Task to carry out
In the following listing, find the lines containing "JSON" and report them.

Material provided
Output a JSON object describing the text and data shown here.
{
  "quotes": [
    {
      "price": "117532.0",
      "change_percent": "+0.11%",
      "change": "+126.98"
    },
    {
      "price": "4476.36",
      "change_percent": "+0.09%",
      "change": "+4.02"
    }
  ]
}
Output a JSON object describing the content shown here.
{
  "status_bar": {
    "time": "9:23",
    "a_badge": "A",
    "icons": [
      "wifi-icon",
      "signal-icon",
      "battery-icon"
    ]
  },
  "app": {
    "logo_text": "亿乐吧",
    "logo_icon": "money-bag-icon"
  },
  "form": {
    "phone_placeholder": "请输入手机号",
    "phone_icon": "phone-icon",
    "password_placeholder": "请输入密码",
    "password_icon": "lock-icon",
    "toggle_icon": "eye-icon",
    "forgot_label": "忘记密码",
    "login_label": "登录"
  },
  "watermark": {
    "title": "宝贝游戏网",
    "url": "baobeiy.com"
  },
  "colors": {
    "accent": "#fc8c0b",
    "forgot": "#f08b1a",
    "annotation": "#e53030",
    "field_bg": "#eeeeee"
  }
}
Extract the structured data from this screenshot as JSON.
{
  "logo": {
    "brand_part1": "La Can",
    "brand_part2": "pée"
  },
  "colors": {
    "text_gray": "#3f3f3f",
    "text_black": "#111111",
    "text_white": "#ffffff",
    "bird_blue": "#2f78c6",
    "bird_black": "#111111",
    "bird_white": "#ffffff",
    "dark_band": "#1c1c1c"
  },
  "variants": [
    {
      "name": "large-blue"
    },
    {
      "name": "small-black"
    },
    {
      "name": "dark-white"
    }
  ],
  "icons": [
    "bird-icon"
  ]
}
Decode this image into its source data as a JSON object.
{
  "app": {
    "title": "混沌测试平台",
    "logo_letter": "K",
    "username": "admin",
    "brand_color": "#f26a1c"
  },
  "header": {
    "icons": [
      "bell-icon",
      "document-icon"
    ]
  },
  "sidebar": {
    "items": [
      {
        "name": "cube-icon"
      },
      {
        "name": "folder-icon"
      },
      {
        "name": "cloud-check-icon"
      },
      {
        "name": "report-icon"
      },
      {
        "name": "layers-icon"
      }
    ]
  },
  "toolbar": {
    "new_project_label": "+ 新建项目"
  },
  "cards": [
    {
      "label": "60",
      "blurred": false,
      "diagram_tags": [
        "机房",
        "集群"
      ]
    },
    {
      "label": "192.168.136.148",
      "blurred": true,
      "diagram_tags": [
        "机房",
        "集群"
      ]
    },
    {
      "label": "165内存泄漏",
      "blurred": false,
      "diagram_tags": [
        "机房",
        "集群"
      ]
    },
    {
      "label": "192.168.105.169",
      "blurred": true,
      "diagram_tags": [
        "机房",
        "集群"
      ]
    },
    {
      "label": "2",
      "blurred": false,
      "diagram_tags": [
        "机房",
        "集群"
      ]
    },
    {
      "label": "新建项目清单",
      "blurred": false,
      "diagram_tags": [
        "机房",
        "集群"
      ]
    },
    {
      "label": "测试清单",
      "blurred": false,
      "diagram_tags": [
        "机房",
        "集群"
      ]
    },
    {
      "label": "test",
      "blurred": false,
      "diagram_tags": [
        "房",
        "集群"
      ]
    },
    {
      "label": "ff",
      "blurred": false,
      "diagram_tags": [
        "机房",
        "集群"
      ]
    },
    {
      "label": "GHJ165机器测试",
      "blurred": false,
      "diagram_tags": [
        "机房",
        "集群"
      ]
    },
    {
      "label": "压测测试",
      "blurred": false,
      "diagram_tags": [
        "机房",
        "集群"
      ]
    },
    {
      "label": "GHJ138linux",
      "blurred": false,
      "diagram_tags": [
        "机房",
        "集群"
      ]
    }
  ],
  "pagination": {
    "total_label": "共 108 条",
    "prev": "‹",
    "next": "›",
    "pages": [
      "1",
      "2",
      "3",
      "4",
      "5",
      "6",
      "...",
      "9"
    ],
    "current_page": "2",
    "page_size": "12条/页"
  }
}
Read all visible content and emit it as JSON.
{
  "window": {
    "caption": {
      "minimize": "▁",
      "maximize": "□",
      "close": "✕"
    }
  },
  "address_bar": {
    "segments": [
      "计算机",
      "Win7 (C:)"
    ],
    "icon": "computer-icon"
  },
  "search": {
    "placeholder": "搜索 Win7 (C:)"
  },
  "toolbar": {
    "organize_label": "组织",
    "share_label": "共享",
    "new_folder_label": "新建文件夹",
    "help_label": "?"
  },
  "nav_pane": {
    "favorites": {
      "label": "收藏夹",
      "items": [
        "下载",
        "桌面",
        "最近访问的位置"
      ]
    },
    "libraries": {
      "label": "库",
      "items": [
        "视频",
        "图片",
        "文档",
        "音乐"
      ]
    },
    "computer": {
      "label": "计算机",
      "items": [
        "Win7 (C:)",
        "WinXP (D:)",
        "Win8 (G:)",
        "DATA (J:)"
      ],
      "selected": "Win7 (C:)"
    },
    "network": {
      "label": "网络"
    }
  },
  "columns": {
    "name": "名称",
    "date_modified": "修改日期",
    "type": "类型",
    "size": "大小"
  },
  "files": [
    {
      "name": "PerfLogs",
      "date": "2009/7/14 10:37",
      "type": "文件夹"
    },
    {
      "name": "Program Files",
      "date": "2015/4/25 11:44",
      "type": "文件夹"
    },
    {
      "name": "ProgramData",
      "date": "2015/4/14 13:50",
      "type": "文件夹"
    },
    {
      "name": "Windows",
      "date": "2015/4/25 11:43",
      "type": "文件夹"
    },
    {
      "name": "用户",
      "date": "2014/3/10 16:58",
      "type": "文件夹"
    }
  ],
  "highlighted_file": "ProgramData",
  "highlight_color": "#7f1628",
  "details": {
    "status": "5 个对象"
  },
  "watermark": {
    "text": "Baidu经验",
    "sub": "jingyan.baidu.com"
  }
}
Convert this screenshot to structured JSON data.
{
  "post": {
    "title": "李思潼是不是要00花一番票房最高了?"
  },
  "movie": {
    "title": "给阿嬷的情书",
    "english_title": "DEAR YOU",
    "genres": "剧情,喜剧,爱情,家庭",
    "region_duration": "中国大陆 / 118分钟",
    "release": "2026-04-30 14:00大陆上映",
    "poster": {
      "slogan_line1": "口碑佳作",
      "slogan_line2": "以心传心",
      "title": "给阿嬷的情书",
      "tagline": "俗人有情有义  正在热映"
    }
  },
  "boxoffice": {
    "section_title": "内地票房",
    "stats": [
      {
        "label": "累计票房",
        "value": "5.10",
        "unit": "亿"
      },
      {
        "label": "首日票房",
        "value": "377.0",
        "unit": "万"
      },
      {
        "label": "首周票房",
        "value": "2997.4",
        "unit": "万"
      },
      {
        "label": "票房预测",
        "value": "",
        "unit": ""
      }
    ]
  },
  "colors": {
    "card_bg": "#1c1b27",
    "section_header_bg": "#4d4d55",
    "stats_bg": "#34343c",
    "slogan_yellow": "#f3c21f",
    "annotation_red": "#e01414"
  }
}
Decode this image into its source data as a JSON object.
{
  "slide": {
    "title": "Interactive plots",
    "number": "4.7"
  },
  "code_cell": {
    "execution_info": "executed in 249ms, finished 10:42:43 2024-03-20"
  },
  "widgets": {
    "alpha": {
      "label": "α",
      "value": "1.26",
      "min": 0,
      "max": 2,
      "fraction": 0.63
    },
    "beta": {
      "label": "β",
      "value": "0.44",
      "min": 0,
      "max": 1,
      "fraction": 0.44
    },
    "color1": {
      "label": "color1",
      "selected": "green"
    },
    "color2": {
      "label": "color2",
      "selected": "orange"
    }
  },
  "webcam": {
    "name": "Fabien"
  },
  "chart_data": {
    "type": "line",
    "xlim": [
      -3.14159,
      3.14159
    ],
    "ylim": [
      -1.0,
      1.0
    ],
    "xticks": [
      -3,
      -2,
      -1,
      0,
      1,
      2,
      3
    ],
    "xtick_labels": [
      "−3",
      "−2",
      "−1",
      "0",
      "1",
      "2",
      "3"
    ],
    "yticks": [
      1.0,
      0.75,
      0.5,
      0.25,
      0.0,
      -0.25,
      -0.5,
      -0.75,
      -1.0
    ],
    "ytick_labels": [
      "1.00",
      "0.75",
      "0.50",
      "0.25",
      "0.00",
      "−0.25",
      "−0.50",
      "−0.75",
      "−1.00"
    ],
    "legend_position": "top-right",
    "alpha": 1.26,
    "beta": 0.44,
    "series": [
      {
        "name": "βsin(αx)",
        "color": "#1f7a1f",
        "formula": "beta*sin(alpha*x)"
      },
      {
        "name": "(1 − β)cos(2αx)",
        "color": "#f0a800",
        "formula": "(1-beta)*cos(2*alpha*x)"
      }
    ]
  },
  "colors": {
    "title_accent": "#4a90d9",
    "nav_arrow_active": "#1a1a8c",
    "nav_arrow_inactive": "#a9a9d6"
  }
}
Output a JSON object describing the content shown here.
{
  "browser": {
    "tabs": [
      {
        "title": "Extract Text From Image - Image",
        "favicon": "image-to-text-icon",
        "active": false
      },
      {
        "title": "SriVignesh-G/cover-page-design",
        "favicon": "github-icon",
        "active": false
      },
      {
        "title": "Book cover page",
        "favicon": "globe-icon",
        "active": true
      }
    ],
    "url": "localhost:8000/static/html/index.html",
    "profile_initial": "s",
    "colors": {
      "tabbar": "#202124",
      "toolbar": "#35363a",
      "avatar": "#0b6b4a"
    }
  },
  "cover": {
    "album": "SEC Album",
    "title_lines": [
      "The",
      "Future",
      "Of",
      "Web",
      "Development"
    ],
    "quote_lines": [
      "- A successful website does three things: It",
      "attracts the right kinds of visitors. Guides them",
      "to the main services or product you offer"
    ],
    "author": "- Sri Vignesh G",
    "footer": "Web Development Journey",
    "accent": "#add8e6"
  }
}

Exercise solution
Output a JSON object describing the text and data shown here.
Output a JSON object describing the content shown here.
Extract the structured data from this screenshot as JSON.
Decode this image into its source data as a JSON object.
Read all visible content and emit it as JSON.
Convert this screenshot to structured JSON data.
Decode this image into its source data as a JSON object.
Output a JSON object describing the content shown here.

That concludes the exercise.